The Heath Literary Award, introduced in 1949, acknowledges outstanding articles published in the preceding year. First place went to Ernie Nagy for his September 2011 article, "Great Numismatic Moments in American Literature," which explained how many authors recognized the value of including coins to enhance the fabric of their classic works. Nagy received $250, a bronze medal and a certificate. (In last year's competition, Nagy received third place for his September 2010 article, "Artifacts of Andrew Jackson's Bank War.")
John M. Kleeberg took second place ($100, certificate) for "Getting to the Bottom of the Seawater Uncs" (February 2011), which described a group of dull, lightly etched coins thought to have been part of a 19th-century payroll lost in Florida's Indian River. Eric Brothers received third place (certificate) for "John Reich: The Mint's Overworked & Underappreciated Engraver" (March 2011), which told how the talented artist put his skills to work at the first U.S. Mint, but was frustrated by roadblocks set up by Chief Engraver Robert Scot.
The Wayte and Olga Raymond Memorial Literary Award, endowed by the late John J. Ford Jr., is presented for articles in The Numismatist that display original and comprehensive research in U.S. numismatics. Kleeberg and his "Seawater Uncs" received first-place honors ($400, certificate), and Brothers was awarded second place ($200, certificate) for "John Reich." Leroy Van Allen earned third place (certificate) for "Morgan Dollar 'Micro O' Fakes" (July 2011).

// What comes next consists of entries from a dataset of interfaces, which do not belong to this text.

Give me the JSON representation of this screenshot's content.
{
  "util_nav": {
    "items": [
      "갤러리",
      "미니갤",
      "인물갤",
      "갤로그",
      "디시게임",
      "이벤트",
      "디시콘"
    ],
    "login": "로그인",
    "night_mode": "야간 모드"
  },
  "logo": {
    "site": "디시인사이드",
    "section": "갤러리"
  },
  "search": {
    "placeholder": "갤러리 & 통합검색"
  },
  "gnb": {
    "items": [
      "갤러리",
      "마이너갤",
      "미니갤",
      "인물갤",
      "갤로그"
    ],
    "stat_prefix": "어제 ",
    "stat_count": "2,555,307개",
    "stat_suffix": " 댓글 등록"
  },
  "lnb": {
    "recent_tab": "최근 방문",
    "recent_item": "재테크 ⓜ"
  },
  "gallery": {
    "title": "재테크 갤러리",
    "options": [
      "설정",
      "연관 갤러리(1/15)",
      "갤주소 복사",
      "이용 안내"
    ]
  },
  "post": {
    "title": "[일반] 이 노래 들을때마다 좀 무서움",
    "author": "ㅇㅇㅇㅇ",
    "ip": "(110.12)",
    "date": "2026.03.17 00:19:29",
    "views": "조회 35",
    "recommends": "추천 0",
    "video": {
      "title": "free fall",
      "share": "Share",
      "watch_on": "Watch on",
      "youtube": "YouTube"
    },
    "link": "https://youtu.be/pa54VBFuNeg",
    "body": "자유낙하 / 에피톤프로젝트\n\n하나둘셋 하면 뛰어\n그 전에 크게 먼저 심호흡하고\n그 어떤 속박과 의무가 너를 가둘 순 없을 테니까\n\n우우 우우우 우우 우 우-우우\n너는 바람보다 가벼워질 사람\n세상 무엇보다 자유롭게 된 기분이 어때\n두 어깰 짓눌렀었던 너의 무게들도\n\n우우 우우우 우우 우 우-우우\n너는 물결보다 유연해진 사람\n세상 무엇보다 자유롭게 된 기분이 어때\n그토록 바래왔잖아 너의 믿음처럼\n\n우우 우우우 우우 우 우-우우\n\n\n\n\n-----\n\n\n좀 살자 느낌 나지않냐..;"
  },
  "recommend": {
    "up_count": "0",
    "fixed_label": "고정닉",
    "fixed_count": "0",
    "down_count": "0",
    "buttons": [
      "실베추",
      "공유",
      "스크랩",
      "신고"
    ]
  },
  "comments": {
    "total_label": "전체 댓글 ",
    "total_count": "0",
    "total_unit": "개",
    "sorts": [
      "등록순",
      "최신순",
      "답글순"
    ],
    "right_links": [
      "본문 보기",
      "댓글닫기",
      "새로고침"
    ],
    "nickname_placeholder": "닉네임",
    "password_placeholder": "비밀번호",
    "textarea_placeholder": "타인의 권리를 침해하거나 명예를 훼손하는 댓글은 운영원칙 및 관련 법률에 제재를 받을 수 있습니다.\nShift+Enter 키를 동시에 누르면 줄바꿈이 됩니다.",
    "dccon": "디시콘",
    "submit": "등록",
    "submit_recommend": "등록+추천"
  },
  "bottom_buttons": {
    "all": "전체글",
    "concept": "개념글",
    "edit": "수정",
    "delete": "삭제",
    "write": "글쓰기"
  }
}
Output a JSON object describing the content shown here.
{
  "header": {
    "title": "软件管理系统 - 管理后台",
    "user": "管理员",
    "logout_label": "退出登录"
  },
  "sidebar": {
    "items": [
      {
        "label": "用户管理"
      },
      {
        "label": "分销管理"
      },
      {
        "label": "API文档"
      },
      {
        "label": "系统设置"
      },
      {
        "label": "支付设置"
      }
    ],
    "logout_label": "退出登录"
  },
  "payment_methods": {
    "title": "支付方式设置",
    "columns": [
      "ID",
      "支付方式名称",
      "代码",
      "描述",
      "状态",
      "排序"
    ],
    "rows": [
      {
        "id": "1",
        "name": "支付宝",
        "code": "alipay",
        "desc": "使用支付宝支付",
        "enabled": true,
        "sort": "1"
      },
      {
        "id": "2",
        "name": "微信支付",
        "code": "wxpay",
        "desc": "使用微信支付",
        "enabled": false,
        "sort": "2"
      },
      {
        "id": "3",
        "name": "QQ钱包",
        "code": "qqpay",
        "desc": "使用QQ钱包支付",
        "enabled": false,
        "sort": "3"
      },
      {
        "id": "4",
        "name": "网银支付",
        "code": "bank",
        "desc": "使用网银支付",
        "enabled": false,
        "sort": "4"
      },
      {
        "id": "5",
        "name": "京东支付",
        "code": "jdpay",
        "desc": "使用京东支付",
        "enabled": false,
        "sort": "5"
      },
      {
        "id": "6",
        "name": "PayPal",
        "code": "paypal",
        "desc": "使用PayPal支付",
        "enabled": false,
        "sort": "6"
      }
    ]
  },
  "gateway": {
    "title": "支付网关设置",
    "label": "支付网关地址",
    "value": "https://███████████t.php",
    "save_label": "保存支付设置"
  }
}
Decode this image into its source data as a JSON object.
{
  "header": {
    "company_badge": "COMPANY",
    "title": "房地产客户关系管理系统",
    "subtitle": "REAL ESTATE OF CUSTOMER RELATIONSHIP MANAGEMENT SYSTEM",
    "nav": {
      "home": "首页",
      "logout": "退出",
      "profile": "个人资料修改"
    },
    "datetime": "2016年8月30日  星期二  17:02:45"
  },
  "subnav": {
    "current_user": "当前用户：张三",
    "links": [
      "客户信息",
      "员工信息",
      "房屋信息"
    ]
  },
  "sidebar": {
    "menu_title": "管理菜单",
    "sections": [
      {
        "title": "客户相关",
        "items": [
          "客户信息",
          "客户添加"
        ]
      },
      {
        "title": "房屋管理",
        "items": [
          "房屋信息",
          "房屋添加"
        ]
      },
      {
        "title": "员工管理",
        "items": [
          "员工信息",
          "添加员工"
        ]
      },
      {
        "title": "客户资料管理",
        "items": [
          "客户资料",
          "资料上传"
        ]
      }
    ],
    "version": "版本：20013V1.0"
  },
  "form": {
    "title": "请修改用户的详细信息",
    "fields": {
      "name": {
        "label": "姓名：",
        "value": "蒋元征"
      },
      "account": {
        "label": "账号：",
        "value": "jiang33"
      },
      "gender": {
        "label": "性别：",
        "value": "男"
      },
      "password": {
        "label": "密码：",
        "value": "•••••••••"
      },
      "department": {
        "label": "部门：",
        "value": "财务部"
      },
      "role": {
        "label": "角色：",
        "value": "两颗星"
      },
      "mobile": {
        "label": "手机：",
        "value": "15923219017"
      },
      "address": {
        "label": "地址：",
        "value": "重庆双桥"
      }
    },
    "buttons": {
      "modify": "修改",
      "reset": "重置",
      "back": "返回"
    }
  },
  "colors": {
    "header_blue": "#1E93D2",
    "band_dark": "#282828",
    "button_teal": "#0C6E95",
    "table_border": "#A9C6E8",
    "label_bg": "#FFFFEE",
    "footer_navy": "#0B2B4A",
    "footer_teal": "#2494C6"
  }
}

Funded by an anonymous donor, the Catherine Sheehan Literary Award for U.S. Paper Money Studies was presented to three authors. First place ($50, certificate) went to Mark D. Tomasko for "Lions on Steel" (May 2011), which considered two outstanding vignettes by talented bank-note engraver James Smillie. Todd Sciore received second-place honors (certificate) for "The Gettysburg Connection" (July 2011), in which he explained how a "Brown Back" National Bank note had unexpected links to the American Civil War. Third place (certificate) was awarded to Chip Scoppa for "Red 'R' & Red 'S' Revisited" (March 2011), which described how letters overprinted on World War II-era bills identify experimental issues.